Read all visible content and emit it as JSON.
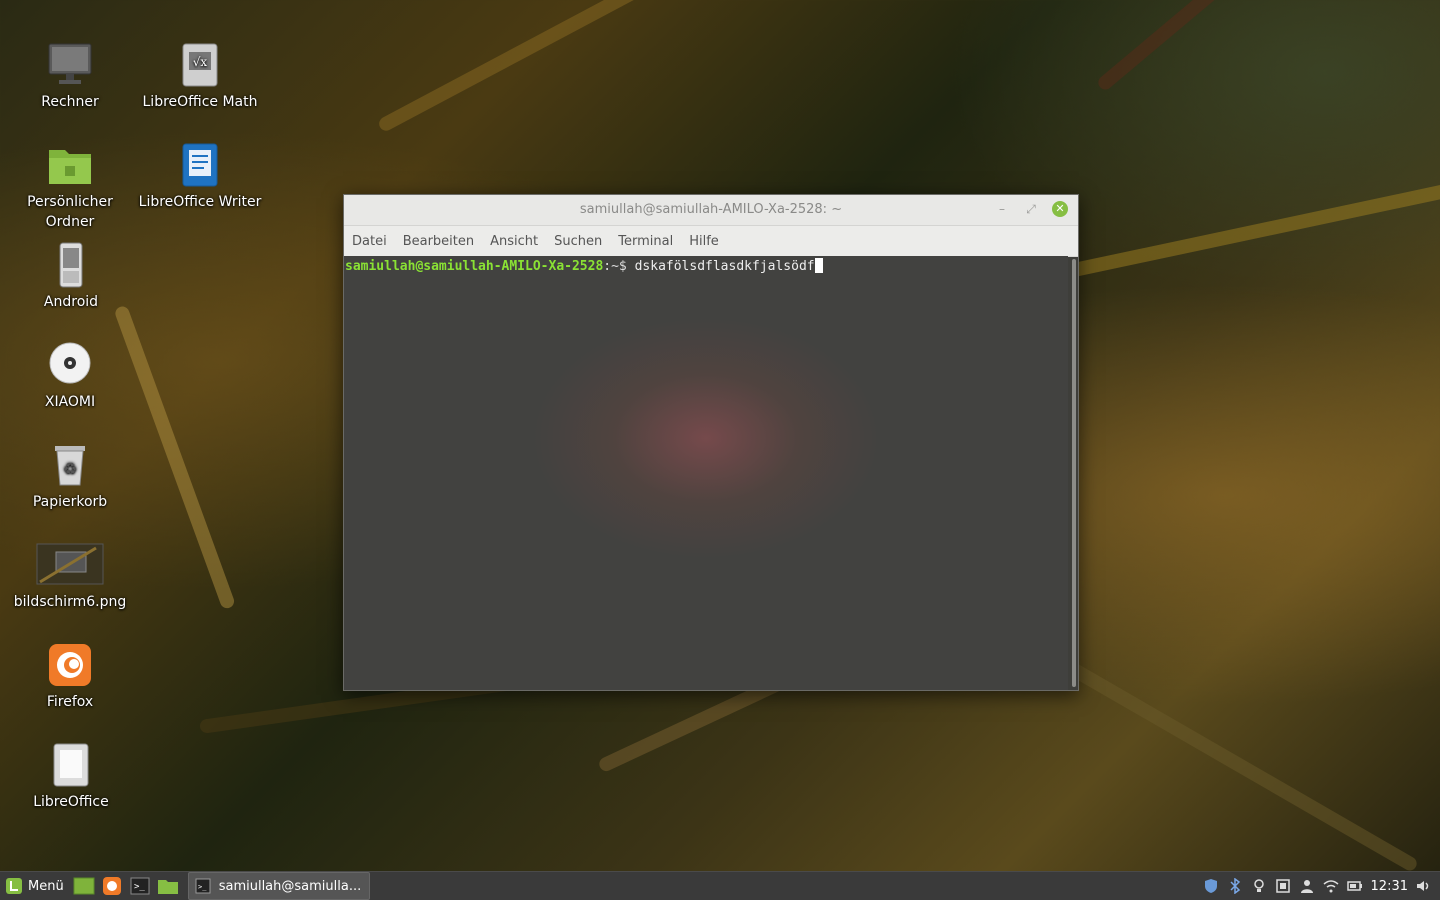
{
  "desktop": {
    "icons": [
      {
        "label": "Rechner"
      },
      {
        "label": "LibreOffice Math"
      },
      {
        "label": "Persönlicher Ordner"
      },
      {
        "label": "LibreOffice Writer"
      },
      {
        "label": "Android"
      },
      {
        "label": "XIAOMI"
      },
      {
        "label": "Papierkorb"
      },
      {
        "label": "bildschirm6.png"
      },
      {
        "label": "Firefox"
      },
      {
        "label": "LibreOffice"
      }
    ]
  },
  "terminal": {
    "title": "samiullah@samiullah-AMILO-Xa-2528: ~",
    "menu": [
      "Datei",
      "Bearbeiten",
      "Ansicht",
      "Suchen",
      "Terminal",
      "Hilfe"
    ],
    "prompt_user": "samiullah@samiullah-AMILO-Xa-2528",
    "prompt_path": ":~$ ",
    "command": "dskafölsdflasdkfjalsödf"
  },
  "taskbar": {
    "menu_label": "Menü",
    "task_label": "samiullah@samiulla...",
    "clock": "12:31"
  },
  "colors": {
    "mint_green": "#86be43",
    "prompt_green": "#8ae234",
    "taskbar_bg": "#3a3a3a"
  }
}
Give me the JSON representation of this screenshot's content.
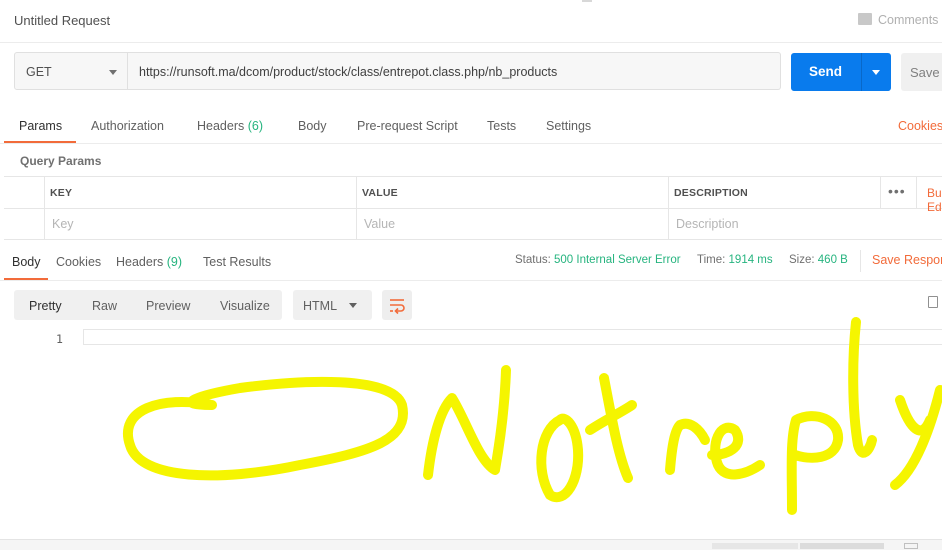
{
  "header": {
    "title": "Untitled Request",
    "comments_label": "Comments"
  },
  "request": {
    "method": "GET",
    "url": "https://runsoft.ma/dcom/product/stock/class/entrepot.class.php/nb_products",
    "send_label": "Send",
    "save_label": "Save"
  },
  "request_tabs": {
    "params": "Params",
    "authorization": "Authorization",
    "headers": "Headers",
    "headers_count": "(6)",
    "body": "Body",
    "pre_request": "Pre-request Script",
    "tests": "Tests",
    "settings": "Settings",
    "cookies": "Cookies"
  },
  "query_params": {
    "title": "Query Params",
    "columns": [
      "KEY",
      "VALUE",
      "DESCRIPTION"
    ],
    "placeholders": [
      "Key",
      "Value",
      "Description"
    ],
    "more": "•••",
    "bulk_edit": "Bulk Edit"
  },
  "response_tabs": {
    "body": "Body",
    "cookies": "Cookies",
    "headers": "Headers",
    "headers_count": "(9)",
    "test_results": "Test Results"
  },
  "response_meta": {
    "status_label": "Status:",
    "status_value": "500 Internal Server Error",
    "time_label": "Time:",
    "time_value": "1914 ms",
    "size_label": "Size:",
    "size_value": "460 B",
    "save_response": "Save Response"
  },
  "body_toolbar": {
    "views": [
      "Pretty",
      "Raw",
      "Preview",
      "Visualize"
    ],
    "format": "HTML"
  },
  "editor": {
    "line_number": "1"
  },
  "colors": {
    "accent": "#f26b3a",
    "send": "#097bed",
    "success": "#26b47f",
    "scribble": "#f5f500"
  },
  "icons": [
    "comment-icon",
    "chevron-down-icon",
    "wrap-lines-icon",
    "copy-icon"
  ]
}
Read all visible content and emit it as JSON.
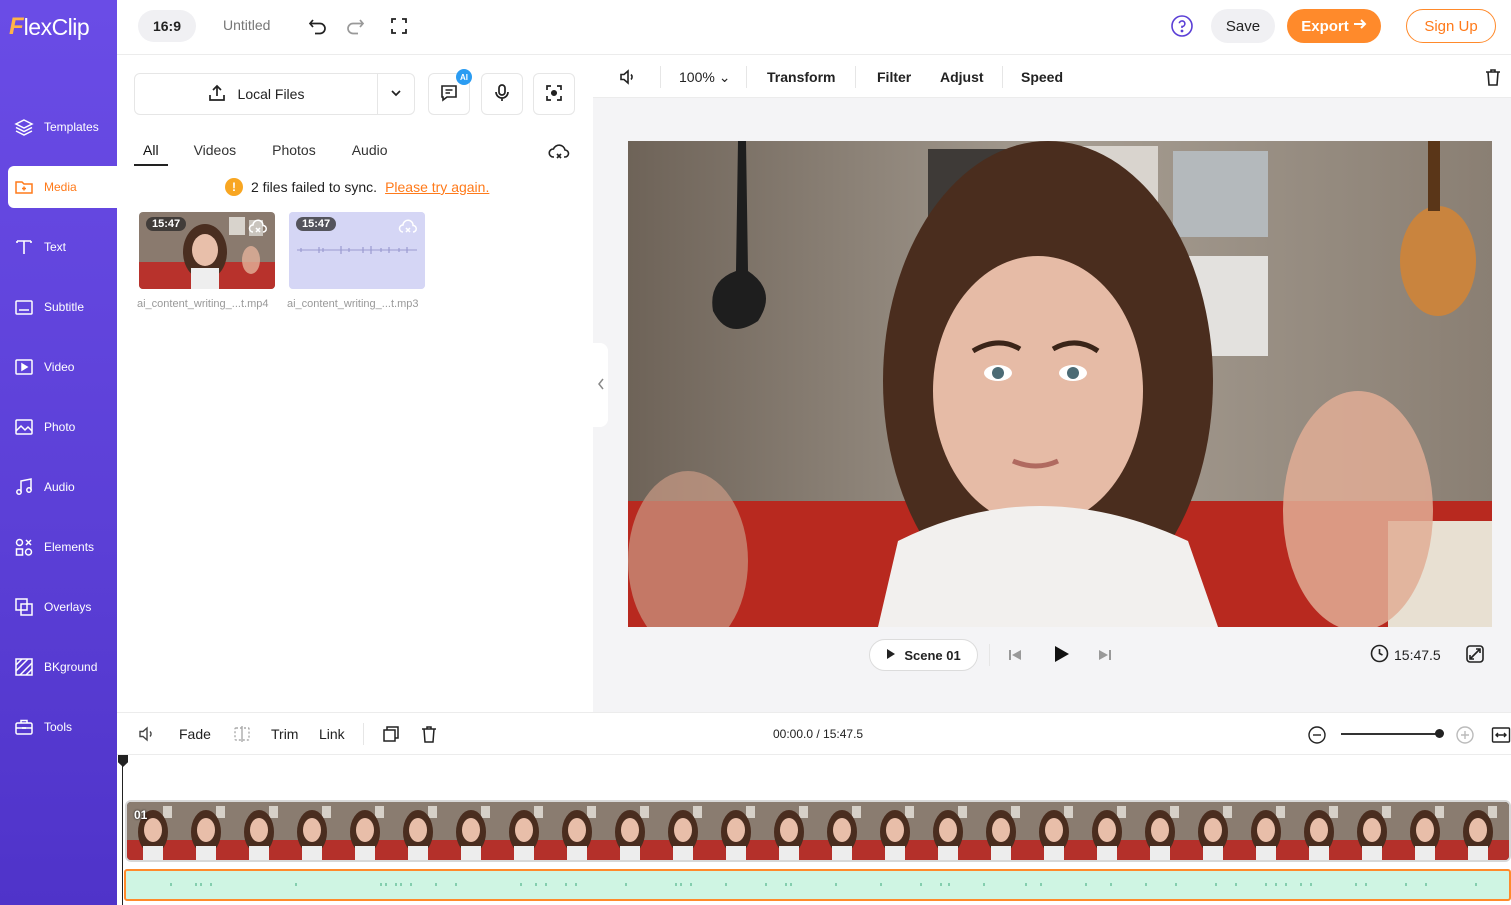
{
  "app": {
    "logo_first": "F",
    "logo_rest": "lexClip",
    "brand_color": "#6a4ce6",
    "accent_color": "#ff8a2b"
  },
  "sidebar": {
    "items": [
      {
        "label": "Templates",
        "icon": "layers-icon"
      },
      {
        "label": "Media",
        "icon": "folder-plus-icon",
        "active": true
      },
      {
        "label": "Text",
        "icon": "text-icon"
      },
      {
        "label": "Subtitle",
        "icon": "subtitle-icon"
      },
      {
        "label": "Video",
        "icon": "video-icon"
      },
      {
        "label": "Photo",
        "icon": "photo-icon"
      },
      {
        "label": "Audio",
        "icon": "music-icon"
      },
      {
        "label": "Elements",
        "icon": "elements-icon"
      },
      {
        "label": "Overlays",
        "icon": "overlays-icon"
      },
      {
        "label": "BKground",
        "icon": "background-icon"
      },
      {
        "label": "Tools",
        "icon": "toolbox-icon"
      }
    ]
  },
  "topbar": {
    "ratio": "16:9",
    "title": "Untitled",
    "save_label": "Save",
    "export_label": "Export",
    "signup_label": "Sign Up"
  },
  "media": {
    "upload_label": "Local Files",
    "ai_badge": "AI",
    "tabs": [
      "All",
      "Videos",
      "Photos",
      "Audio"
    ],
    "active_tab": "All",
    "sync_message": "2 files failed to sync.",
    "retry_link": "Please try again.",
    "files": [
      {
        "duration": "15:47",
        "name": "ai_content_writing_...t.mp4"
      },
      {
        "duration": "15:47",
        "name": "ai_content_writing_...t.mp3"
      }
    ]
  },
  "preview": {
    "zoom": "100%",
    "tools": [
      "Transform",
      "Filter",
      "Adjust",
      "Speed"
    ],
    "scene_label": "Scene 01",
    "total_time": "15:47.5"
  },
  "timeline": {
    "fade_label": "Fade",
    "trim_label": "Trim",
    "link_label": "Link",
    "time_display": "00:00.0 / 15:47.5",
    "zoom_level": 0.98,
    "track_label": "01"
  }
}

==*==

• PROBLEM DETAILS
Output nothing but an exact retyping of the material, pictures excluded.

• RESULT OF THIS EXERCISE
Read all visible content and emit it as JSON.
{
  "desktop": {
    "icons": [
      {
        "label": "Rechner"
      },
      {
        "label": "LibreOffice Math"
      },
      {
        "label": "Persönlicher Ordner"
      },
      {
        "label": "LibreOffice Writer"
      },
      {
        "label": "Android"
      },
      {
        "label": "XIAOMI"
      },
      {
        "label": "Papierkorb"
      },
      {
        "label": "bildschirm6.png"
      },
      {
        "label": "Firefox"
      },
      {
        "label": "LibreOffice"
      }
    ]
  },
  "terminal": {
    "title": "samiullah@samiullah-AMILO-Xa-2528: ~",
    "menu": [
      "Datei",
      "Bearbeiten",
      "Ansicht",
      "Suchen",
      "Terminal",
      "Hilfe"
    ],
    "prompt_user": "samiullah@samiullah-AMILO-Xa-2528",
    "prompt_path": ":~$ ",
    "command": "dskafölsdflasdkfjalsödf"
  },
  "taskbar": {
    "menu_label": "Menü",
    "task_label": "samiullah@samiulla...",
    "clock": "12:31"
  },
  "colors": {
    "mint_green": "#86be43",
    "prompt_green": "#8ae234",
    "taskbar_bg": "#3a3a3a"
  }
}
Give me the JSON representation of this screenshot's content.
{
  "header": {
    "title": "Untitled Request",
    "comments_label": "Comments"
  },
  "request": {
    "method": "GET",
    "url": "https://runsoft.ma/dcom/product/stock/class/entrepot.class.php/nb_products",
    "send_label": "Send",
    "save_label": "Save"
  },
  "request_tabs": {
    "params": "Params",
    "authorization": "Authorization",
    "headers": "Headers",
    "headers_count": "(6)",
    "body": "Body",
    "pre_request": "Pre-request Script",
    "tests": "Tests",
    "settings": "Settings",
    "cookies": "Cookies"
  },
  "query_params": {
    "title": "Query Params",
    "columns": [
      "KEY",
      "VALUE",
      "DESCRIPTION"
    ],
    "placeholders": [
      "Key",
      "Value",
      "Description"
    ],
    "more": "•••",
    "bulk_edit": "Bulk Edit"
  },
  "response_tabs": {
    "body": "Body",
    "cookies": "Cookies",
    "headers": "Headers",
    "headers_count": "(9)",
    "test_results": "Test Results"
  },
  "response_meta": {
    "status_label": "Status:",
    "status_value": "500 Internal Server Error",
    "time_label": "Time:",
    "time_value": "1914 ms",
    "size_label": "Size:",
    "size_value": "460 B",
    "save_response": "Save Response"
  },
  "body_toolbar": {
    "views": [
      "Pretty",
      "Raw",
      "Preview",
      "Visualize"
    ],
    "format": "HTML"
  },
  "editor": {
    "line_number": "1"
  },
  "colors": {
    "accent": "#f26b3a",
    "send": "#097bed",
    "success": "#26b47f",
    "scribble": "#f5f500"
  },
  "icons": [
    "comment-icon",
    "chevron-down-icon",
    "wrap-lines-icon",
    "copy-icon"
  ]
}
Read all visible content and emit it as JSON.
{
  "app": {
    "logo_first": "F",
    "logo_rest": "lexClip",
    "brand_color": "#6a4ce6",
    "accent_color": "#ff8a2b"
  },
  "sidebar": {
    "items": [
      {
        "label": "Templates",
        "icon": "layers-icon"
      },
      {
        "label": "Media",
        "icon": "folder-plus-icon",
        "active": true
      },
      {
        "label": "Text",
        "icon": "text-icon"
      },
      {
        "label": "Subtitle",
        "icon": "subtitle-icon"
      },
      {
        "label": "Video",
        "icon": "video-icon"
      },
      {
        "label": "Photo",
        "icon": "photo-icon"
      },
      {
        "label": "Audio",
        "icon": "music-icon"
      },
      {
        "label": "Elements",
        "icon": "elements-icon"
      },
      {
        "label": "Overlays",
        "icon": "overlays-icon"
      },
      {
        "label": "BKground",
        "icon": "background-icon"
      },
      {
        "label": "Tools",
        "icon": "toolbox-icon"
      }
    ]
  },
  "topbar": {
    "ratio": "16:9",
    "title": "Untitled",
    "save_label": "Save",
    "export_label": "Export",
    "signup_label": "Sign Up"
  },
  "media": {
    "upload_label": "Local Files",
    "ai_badge": "AI",
    "tabs": [
      "All",
      "Videos",
      "Photos",
      "Audio"
    ],
    "active_tab": "All",
    "sync_message": "2 files failed to sync.",
    "retry_link": "Please try again.",
    "files": [
      {
        "duration": "15:47",
        "name": "ai_content_writing_...t.mp4"
      },
      {
        "duration": "15:47",
        "name": "ai_content_writing_...t.mp3"
      }
    ]
  },
  "preview": {
    "zoom": "100%",
    "tools": [
      "Transform",
      "Filter",
      "Adjust",
      "Speed"
    ],
    "scene_label": "Scene 01",
    "total_time": "15:47.5"
  },
  "timeline": {
    "fade_label": "Fade",
    "trim_label": "Trim",
    "link_label": "Link",
    "time_display": "00:00.0 / 15:47.5",
    "zoom_level": 0.98,
    "track_label": "01"
  }
}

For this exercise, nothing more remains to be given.